by David Sterman
It's been 22 years since the Berlin Wall came down. Since then, economies behind the Iron Curtain have been slowly building a head of steam. Even though countries such as the Czech Republic, Romania and Croatia have not yet caught up to their Western neighbors in terms of GDP, they are now blessed with far better infrastructures and their citizens currently have rising levels of disposable income. As these trends continue, Eastern Europe could possibly become one of the most important investing regions in the years to come.
My favorite regional play for this possibility is Central European Media (Nasdaq: CETV), which has spent the past decade acquiring leading TV stations in a host of major cities, from Prague to Bucharest. Despite its appealing business model, shares always seemed a bit rich, briefly moving past the $100 mark in 2007. Not anymore. In the past three years, shares have lost 80% of their value and can finally be considered a bargain. And a clear set of catalysts exist to help shares regain their luster. A return to $100 a share is likely out of the question, but patient investors may be looking at a stock that can double in the next three to four years.
Pain now, gain later
Cobbling together a region-wide set of TV stations hasn't come cheap: Central European Media has amassed more than $1 billion in debt and investors have grown concerned that the business isn't generating enough cash to justify all of the loans. Yet during the next three or four quarters, that concern is likely to be laid to rest.
First off, that's because many of the TV stations that CETV acquired needed significant investments to bring them up to world-class standards. That was no problem in 2005, 2006 and 2007 when the local economies were faring quite well, leading to rising TV viewership and fast-rising ad rates.

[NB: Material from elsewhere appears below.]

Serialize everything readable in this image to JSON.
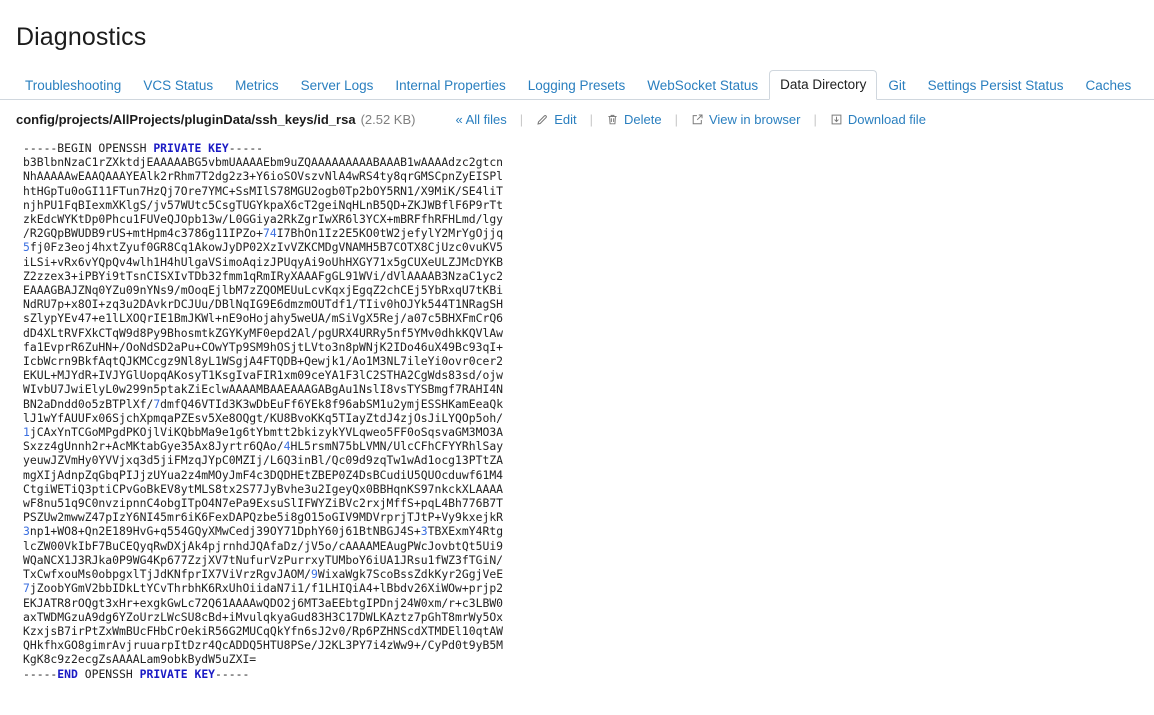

But the economic slowdown really took a toll and ad revenue fell sharply in 2009 and yet further in the first half of 2010. They're on the rebound now and all signs point to the beginning of an economic -- and advertising -- upturn in 2011.

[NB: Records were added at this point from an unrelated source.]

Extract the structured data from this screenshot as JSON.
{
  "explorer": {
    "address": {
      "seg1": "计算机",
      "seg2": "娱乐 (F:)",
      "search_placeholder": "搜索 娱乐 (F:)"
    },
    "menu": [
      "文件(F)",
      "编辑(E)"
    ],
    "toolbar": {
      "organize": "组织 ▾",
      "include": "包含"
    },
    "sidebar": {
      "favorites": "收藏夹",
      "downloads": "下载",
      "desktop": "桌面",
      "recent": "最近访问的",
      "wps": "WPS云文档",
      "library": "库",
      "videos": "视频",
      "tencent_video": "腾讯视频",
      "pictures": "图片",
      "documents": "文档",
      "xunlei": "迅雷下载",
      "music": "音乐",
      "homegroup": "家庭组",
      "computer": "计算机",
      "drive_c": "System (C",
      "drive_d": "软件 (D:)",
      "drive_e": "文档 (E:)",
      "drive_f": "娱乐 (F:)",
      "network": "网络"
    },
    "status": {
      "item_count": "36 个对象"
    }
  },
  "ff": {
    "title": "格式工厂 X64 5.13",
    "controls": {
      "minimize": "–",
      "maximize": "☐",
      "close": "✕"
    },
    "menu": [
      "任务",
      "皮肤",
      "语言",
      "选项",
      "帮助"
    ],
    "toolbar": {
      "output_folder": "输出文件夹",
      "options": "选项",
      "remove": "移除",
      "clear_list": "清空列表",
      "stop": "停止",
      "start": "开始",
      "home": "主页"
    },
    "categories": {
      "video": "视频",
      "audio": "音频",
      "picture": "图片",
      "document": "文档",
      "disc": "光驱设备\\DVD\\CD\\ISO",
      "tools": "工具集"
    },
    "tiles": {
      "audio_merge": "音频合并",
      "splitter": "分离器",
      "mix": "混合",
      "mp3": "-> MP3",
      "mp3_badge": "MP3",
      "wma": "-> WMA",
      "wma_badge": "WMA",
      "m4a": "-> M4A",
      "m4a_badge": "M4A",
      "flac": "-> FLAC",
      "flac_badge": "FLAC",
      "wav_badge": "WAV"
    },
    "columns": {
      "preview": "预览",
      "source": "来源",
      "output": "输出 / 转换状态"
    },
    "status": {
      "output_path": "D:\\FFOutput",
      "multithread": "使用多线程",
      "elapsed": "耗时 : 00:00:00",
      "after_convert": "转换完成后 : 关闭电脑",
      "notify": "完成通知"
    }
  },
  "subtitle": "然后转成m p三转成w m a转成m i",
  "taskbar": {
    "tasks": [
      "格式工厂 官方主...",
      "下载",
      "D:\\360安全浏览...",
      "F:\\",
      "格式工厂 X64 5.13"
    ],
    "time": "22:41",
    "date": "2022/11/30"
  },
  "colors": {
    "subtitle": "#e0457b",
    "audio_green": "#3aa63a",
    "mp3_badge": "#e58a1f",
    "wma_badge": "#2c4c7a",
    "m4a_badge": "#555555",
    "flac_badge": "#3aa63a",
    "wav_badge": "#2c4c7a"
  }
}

That expected upturn coincides with the end of a period of heavy investment, so cash flow growth is expected to be especially robust in 2011. Analysts at Janco Partners predict sales will rise 9% in 2011 to $783 million, yet EBITDA may rise 40% to around $190 million.
Those projected increases are partially attributable to a slight shift in the company's business model. The 2009 acquisition of Media Pro Entertainment, which specializes in the development of new TV programming, has the potential to yield new revenue streams. Central European Media hopes to re-package and translate the Media Pro's content to run on all of its major stations. Presumably, a popular soap opera in the Czech Republic will hold similar appeal in Bulgaria or Croatia. Results in 2010 have been negatively affected by the spending associated with this move, but the Media Pro division is likely to become a cash generator in 2011.

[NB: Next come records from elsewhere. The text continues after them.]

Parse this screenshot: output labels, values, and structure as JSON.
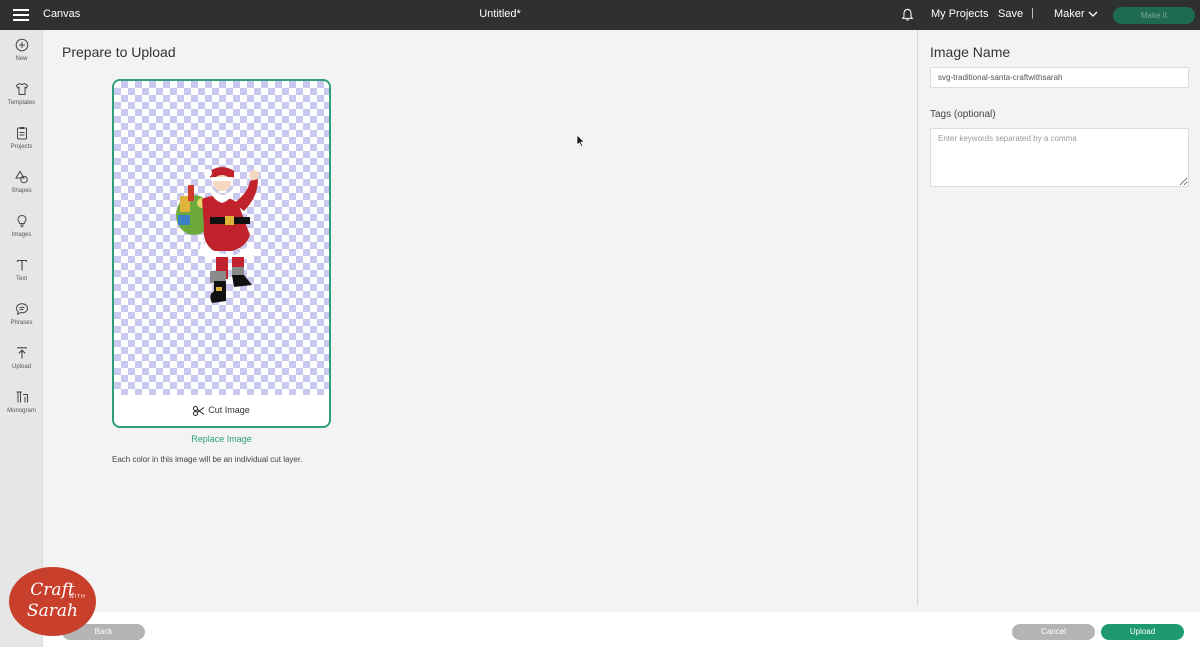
{
  "topbar": {
    "app_name": "Canvas",
    "doc_title": "Untitled*",
    "my_projects": "My Projects",
    "save": "Save",
    "separator": "|",
    "machine": "Maker",
    "make_it": "Make It"
  },
  "sidebar": {
    "items": [
      {
        "label": "New",
        "icon": "plus-circle-icon"
      },
      {
        "label": "Templates",
        "icon": "shirt-icon"
      },
      {
        "label": "Projects",
        "icon": "clipboard-icon"
      },
      {
        "label": "Shapes",
        "icon": "shapes-icon"
      },
      {
        "label": "Images",
        "icon": "lightbulb-icon"
      },
      {
        "label": "Text",
        "icon": "text-icon"
      },
      {
        "label": "Phrases",
        "icon": "speech-bubble-icon"
      },
      {
        "label": "Upload",
        "icon": "upload-icon"
      },
      {
        "label": "Monogram",
        "icon": "monogram-icon"
      }
    ]
  },
  "main": {
    "title": "Prepare to Upload",
    "cut_image_label": "Cut Image",
    "replace_image": "Replace Image",
    "note": "Each color in this image will be an individual cut layer."
  },
  "panel": {
    "title": "Image Name",
    "image_name_value": "svg-traditional-santa-craftwithsarah",
    "tags_label": "Tags (optional)",
    "tags_placeholder": "Enter keywords separated by a comma"
  },
  "footer": {
    "back": "Back",
    "cancel": "Cancel",
    "upload": "Upload"
  },
  "logo": {
    "line1": "Craft",
    "with": "WITH",
    "line2": "Sarah"
  },
  "colors": {
    "accent": "#2f9e7b",
    "topbar": "#2e3032",
    "upload_button": "#1e9a72",
    "logo": "#c8402b"
  }
}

Of course, the lion's share of revenue will still come from advertising, and all signs point to growth. In the past decade, many Western European nations have been opening up manufacturing plants in countries like the Czech Republic and Slovakia. As workers in those nations start to generate higher wages (relative to the paltry wages they used to earn), advertisers will start to take note. Ad rates surged in the middle of the 2000s, but fell sharply in the recent economic slowdown. More specifically, ad spending tends to grow or shrink at twice the rate of a region's GDP growth, so moderate economic growth in Eastern Europe in coming years should yield more impressive advertising growth rates.
2011 will be a transition year for Central European Media. Cash flow is expected to rise sharply on the heels of decent sales growth. But the company won't likely see GAAP profits until 2012. Look for investors to start focusing on that 2012 profit swing in the coming months. The upcoming fourth-quarter (2010) conference call is likely to detail the company's improving metrics. That should be the catalyst needed to get this flagging stock moving back in the right direction.
Disclosure: Neither David Sterman nor StreetAuthority, LLC hold positions in any securities mentioned in this article.